Key features

  • Reviews recent advances in understanding pollination dynamics and the role of plant-pollinator relationships in agro-ecosystems 
  • Provides a comprehensive assessment of the major threats to economically important pollinators, including the impact of climate change and disease threat 
  • Explores best practices for the protection of key pollinators and the ecosystem services they deliver

Table of contents

Part 1 Understanding pollinators and pollination
1.What is pollination and what are pollinators in agriculture?: Lynn Adler, University of Massachusetts, USA;
2.Pollination, crop production and agricultural productivity: Dino Martins, Princeton University, USA;
3.Advances in understanding crop plant-pollinator interactions: olfactory attractants: Philip Stevenson, University of Greenwich, UK;
4.The role of wind-pollinated plants in plant-pollinator networks: Stephen Murphy, University of Waterloo, Canada;

Part 2 Threats to pollinators
5.Assessing climate change impacts on pollinators: Kit Prendergast, Curtin University/Forrest Foundation, Australia;
6.Assessing the impact of disease on pollinators: Rob Paxton, University of Halle-Wittenberg, Germany;
7.Assessing the impact of pesticides on pollinators: Christian Maus, Bayer Bee Care Center, Germany;
8.Assessing the impact of introduced species of pollinators on agricultural production: Benoit Geslin, IMBE-CNRS/University of Avignon, France;
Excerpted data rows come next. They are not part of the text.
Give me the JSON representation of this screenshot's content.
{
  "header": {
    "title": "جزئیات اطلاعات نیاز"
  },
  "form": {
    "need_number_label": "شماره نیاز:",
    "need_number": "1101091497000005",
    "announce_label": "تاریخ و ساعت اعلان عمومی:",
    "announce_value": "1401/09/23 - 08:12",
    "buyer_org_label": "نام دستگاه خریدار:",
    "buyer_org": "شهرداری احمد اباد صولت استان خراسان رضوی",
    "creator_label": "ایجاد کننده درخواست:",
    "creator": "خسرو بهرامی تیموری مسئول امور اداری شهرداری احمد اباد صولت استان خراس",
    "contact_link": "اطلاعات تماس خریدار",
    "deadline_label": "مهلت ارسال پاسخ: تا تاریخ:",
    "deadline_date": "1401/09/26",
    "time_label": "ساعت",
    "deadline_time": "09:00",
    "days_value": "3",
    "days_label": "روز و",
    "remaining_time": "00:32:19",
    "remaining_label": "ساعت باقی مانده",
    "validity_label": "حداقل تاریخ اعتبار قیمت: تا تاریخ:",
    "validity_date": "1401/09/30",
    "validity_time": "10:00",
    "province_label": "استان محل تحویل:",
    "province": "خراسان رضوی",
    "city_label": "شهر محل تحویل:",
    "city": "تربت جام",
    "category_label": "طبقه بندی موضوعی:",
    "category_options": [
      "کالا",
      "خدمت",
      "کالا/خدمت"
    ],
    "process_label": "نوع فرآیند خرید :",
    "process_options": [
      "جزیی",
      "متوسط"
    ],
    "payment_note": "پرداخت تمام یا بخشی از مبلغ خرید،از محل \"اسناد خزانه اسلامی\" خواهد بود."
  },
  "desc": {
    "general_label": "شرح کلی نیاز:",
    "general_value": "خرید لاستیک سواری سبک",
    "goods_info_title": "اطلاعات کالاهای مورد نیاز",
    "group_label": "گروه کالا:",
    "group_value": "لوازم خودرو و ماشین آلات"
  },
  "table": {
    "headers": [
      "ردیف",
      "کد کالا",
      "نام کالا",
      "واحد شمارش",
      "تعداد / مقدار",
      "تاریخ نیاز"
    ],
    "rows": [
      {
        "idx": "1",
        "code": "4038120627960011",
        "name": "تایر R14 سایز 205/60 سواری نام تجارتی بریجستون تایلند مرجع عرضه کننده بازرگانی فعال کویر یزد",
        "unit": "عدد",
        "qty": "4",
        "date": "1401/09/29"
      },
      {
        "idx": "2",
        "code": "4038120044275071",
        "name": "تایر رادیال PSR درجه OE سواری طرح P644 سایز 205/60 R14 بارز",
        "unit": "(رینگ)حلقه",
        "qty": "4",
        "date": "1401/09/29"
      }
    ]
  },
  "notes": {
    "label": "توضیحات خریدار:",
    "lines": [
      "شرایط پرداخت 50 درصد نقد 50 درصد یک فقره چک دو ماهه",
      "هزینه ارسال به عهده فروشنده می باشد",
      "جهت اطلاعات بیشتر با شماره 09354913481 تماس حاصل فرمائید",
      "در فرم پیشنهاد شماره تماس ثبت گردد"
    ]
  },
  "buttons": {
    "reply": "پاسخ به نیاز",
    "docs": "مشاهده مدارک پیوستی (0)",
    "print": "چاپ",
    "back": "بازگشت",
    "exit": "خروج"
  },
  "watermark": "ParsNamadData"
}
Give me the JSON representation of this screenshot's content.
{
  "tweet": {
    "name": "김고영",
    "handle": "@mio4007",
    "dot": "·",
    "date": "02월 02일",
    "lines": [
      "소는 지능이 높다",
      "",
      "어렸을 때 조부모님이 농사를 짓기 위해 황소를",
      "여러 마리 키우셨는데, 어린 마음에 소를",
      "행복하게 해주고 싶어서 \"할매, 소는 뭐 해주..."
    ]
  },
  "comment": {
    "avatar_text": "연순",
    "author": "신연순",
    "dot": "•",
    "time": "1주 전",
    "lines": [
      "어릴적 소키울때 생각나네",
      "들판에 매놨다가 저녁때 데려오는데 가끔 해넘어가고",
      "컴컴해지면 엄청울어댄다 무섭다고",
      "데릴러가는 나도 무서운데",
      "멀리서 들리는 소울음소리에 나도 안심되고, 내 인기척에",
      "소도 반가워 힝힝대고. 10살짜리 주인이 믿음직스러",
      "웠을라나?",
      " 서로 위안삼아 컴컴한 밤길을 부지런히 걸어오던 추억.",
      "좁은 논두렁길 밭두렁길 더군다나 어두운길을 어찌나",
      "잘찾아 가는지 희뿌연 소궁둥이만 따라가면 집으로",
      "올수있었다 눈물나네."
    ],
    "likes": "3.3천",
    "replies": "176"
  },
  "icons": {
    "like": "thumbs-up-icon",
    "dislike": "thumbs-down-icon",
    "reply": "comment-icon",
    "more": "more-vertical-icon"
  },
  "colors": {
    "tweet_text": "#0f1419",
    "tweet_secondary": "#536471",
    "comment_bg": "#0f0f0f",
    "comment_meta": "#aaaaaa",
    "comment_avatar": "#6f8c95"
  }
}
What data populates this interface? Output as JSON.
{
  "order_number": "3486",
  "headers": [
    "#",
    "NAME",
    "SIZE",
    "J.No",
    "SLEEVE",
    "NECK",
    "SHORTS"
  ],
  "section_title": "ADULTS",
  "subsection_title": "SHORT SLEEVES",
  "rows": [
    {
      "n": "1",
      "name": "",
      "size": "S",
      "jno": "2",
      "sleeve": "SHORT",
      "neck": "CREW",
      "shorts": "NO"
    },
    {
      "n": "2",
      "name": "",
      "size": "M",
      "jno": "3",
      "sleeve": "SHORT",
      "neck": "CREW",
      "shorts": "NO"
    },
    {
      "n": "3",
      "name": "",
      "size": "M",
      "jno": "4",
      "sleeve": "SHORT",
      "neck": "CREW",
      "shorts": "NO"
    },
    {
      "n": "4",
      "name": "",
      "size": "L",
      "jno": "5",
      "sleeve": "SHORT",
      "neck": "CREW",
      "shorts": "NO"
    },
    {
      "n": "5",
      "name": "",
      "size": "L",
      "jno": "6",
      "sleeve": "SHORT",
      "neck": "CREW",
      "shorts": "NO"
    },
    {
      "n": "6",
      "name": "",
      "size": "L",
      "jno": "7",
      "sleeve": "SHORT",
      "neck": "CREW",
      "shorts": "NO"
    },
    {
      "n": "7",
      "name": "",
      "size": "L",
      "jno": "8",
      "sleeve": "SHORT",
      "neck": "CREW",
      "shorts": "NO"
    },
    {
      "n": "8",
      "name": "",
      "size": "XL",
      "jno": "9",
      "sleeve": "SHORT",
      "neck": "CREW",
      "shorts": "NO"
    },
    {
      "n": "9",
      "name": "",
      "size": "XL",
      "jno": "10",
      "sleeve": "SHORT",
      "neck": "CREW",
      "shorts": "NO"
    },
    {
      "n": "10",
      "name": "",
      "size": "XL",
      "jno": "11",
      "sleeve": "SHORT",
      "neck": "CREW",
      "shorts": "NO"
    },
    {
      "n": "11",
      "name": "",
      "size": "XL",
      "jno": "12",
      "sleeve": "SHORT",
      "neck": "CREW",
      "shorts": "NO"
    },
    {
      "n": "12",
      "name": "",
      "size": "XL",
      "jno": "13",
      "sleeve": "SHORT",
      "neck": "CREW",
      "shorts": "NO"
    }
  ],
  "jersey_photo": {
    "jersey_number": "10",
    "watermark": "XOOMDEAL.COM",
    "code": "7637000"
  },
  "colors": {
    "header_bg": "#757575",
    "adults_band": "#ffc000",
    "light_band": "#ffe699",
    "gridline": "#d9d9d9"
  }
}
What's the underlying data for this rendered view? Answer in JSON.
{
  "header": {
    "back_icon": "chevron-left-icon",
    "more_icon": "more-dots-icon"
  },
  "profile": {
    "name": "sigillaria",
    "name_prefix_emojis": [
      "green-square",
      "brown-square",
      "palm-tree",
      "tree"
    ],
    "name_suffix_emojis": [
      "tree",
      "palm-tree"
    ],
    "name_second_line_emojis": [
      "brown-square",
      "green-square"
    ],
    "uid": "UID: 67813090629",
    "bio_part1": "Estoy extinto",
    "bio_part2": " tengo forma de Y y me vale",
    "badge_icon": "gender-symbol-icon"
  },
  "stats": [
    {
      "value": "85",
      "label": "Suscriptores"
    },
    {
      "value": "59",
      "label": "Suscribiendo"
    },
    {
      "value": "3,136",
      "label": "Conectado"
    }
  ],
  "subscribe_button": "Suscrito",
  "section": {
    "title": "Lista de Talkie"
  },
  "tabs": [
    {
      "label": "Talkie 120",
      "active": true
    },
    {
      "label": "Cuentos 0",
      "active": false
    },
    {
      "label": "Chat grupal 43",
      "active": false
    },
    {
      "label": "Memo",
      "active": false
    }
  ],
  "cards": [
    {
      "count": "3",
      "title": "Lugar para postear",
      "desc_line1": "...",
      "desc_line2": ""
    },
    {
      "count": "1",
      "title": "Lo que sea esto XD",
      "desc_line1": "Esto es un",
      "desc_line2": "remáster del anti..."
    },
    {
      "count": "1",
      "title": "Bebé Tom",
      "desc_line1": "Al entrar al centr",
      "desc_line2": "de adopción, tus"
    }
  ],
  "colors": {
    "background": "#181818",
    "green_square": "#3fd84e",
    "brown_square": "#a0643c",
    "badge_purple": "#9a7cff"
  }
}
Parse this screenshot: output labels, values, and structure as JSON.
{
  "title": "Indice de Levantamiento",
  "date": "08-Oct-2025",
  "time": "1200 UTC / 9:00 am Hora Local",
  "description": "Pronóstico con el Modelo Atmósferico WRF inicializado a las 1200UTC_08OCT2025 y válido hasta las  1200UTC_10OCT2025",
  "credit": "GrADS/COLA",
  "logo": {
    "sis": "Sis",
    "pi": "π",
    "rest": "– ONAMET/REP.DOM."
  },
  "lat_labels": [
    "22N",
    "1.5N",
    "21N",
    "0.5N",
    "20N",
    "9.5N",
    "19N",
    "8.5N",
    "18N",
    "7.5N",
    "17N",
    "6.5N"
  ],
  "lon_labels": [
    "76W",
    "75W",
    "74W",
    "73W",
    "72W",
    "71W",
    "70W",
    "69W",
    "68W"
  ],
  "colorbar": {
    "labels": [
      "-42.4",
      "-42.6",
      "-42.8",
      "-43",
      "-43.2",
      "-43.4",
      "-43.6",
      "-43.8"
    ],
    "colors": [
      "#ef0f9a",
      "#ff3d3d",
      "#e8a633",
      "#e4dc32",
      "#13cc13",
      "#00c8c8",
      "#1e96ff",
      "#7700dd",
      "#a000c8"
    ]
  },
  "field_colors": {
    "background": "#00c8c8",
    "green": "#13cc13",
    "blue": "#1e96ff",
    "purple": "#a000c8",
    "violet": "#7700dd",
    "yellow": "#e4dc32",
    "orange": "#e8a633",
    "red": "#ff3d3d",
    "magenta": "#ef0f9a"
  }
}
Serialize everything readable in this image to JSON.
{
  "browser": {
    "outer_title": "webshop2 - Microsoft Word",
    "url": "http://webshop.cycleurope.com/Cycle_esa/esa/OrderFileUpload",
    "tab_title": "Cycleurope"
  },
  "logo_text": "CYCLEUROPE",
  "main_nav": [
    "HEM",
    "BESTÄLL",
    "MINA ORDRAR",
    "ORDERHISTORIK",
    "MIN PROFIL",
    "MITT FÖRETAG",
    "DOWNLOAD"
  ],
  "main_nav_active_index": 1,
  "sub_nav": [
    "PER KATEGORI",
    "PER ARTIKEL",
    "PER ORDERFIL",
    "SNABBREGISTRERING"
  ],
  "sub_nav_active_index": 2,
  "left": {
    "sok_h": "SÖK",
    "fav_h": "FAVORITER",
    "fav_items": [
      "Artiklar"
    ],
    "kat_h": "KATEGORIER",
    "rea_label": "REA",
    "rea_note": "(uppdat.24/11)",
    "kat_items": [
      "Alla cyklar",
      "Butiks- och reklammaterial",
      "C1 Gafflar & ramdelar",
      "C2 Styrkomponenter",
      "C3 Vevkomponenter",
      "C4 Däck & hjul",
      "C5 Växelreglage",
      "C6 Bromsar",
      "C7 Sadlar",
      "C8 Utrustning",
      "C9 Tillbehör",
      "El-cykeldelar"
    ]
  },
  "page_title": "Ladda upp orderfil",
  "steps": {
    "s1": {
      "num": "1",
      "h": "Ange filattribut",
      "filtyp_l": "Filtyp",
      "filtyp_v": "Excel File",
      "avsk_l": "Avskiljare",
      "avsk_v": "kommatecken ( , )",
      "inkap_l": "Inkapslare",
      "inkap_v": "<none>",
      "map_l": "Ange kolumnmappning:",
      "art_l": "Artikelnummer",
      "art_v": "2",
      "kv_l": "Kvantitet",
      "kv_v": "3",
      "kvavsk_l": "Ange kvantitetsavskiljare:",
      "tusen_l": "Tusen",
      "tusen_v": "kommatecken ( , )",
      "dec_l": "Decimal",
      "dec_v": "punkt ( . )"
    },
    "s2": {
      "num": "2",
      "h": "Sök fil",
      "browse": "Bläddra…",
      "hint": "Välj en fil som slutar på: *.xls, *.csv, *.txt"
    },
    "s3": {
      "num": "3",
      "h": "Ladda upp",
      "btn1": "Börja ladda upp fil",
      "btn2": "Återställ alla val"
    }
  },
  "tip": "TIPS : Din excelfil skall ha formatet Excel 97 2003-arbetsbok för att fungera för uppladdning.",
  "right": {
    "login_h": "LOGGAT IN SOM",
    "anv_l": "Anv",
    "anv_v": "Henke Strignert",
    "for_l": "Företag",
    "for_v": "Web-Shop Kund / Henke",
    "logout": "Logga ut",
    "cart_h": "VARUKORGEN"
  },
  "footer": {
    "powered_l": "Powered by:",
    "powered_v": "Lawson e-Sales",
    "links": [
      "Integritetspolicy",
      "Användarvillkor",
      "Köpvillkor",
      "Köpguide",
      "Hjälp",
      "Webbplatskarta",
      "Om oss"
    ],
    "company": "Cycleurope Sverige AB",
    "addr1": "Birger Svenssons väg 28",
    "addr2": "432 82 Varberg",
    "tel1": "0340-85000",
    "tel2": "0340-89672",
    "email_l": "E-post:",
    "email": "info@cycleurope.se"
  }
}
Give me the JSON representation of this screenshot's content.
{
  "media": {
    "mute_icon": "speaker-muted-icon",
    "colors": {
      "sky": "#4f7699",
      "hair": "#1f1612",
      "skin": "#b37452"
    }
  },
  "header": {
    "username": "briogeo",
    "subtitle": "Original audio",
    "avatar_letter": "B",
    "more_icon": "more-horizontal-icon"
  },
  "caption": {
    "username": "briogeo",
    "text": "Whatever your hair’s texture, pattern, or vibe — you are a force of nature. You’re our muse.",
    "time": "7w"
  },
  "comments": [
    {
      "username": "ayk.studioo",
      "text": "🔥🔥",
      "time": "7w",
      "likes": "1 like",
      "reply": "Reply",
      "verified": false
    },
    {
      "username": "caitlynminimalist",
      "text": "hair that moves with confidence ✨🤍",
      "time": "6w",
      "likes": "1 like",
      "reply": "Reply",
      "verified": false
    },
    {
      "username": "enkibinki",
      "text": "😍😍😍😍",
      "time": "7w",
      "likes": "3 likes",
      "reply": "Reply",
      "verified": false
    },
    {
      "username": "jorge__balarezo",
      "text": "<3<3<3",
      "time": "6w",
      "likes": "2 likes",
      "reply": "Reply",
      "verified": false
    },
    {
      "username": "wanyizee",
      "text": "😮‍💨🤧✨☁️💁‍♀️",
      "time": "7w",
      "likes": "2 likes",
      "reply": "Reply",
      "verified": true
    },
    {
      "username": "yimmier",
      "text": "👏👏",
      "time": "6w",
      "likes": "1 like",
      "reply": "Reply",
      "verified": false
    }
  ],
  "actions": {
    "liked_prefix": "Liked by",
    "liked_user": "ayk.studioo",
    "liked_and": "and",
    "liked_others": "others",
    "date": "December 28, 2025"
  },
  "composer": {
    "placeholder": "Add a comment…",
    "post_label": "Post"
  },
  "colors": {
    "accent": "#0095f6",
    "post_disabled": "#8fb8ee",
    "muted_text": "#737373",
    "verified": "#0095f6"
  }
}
Part 3 Promoting pollinators and pollination
9.The role of habitat conservation/restoration in protecting pollinators in agricultural landscapes: Stephen Buchmann, University of Arizona/formerly USDA-ARS, USA;
10.Altering crop management practices to promote pollinators: Jose Franco, USDA-ARS, USA;
11.Landscape approaches to promoting pollinators in agriculture: Darren Evans, Newcastle University, UK;
12.Designing integrated pest management (IPM) programmes to protect pollinators and promote pollination for agricultural productivity: Dave Biddinger, Penn State University, USA;
13.Entomovectoring/apivectoring: using pollinators to spread biocontrol agents: Guy Smagghe, Ghent University, Belgium;
14.The use of managed bee populations to provide pollination services: Elina Lastro Nino, University of California-Davis, USA;